He gave me instructions on how to check to find either a wiring harness defect or a bad gauge.  Now I have to do a dashboardectomy.  Winnebago put the Journey’s dash together with about a zillion screws, unlike my old Adventurer that had a flip up dash.  Another “What were they thinking”?  issue.  Looks to be an interesting day’s work ahead.


Of course, this isn’t bothering Marti a bit.  We’re only staying here three days, but I might have to pry her out of here!  :cD


Thanks for visiting  and feel free to leave a comment.



  1. Since you know what you're doing (?), is seems like it will be as easy fix.

  2. Very nice digs as a reward for your short driving day. Are you going to start making a new record for how short a distance you can go in one day??

  3. How long did it take to drive those 75 miles? That's about the distance we did today too. We didn't end up at the nice RV park you're at. However, the Elks worked just fine for us.

  4. Hmm. It appears you just missed 2 other bloggers I follow. That seems to be a VERY popular military stop! Good luck. Hope you can figure it out before you get on the boat :)

  5. I think you are on to something here. Hope you don't lose any screws yours or the journeys. I'll take Marti's job thanks.

  6. How lucky to be military and to be able to stay in such a great place!

  7. 75 miles sounds like a perfect driving day!

  8. Mayport is a great place to stay ... we've been twice and enjoyed it both times. The beach is a very nice stretch to walk.

  9. I step on a CG ship every chance I get. Wanted to join after high school but my mom pointed out that I "don't take orders well" and steered my into college.

  10. I am so jealous that you can stay at those military famcamps. Especially Key West

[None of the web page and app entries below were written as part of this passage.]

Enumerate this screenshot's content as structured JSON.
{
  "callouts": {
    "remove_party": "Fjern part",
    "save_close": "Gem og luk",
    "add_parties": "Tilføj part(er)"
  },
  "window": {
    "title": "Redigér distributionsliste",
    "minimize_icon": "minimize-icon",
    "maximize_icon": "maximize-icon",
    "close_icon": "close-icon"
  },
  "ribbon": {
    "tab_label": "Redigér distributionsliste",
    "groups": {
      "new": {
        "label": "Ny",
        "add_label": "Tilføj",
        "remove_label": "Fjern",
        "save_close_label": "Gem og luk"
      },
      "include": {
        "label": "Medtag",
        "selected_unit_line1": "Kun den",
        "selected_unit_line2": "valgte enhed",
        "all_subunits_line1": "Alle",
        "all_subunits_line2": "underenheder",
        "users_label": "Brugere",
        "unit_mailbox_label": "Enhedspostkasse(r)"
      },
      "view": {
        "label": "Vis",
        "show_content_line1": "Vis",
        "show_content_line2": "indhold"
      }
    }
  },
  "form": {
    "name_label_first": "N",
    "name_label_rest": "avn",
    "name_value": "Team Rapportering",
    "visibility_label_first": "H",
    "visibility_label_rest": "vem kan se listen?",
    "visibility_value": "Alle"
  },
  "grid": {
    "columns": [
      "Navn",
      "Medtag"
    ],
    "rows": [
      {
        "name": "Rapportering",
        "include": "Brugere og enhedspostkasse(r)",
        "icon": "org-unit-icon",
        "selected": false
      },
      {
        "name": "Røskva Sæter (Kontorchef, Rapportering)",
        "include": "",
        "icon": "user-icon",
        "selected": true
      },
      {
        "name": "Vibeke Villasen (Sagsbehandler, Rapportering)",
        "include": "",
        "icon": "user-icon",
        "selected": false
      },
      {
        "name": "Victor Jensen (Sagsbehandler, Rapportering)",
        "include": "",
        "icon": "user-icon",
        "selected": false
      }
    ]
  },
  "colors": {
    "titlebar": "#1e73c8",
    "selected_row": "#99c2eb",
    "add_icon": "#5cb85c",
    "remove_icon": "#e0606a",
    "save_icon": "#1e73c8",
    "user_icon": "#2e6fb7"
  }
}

  11. Mayport is a great place to spend time, one of our favorite famcamps. At least you will have a marine view while taking the dash apart:) I have no problem doing that, my problem is getting everything back together.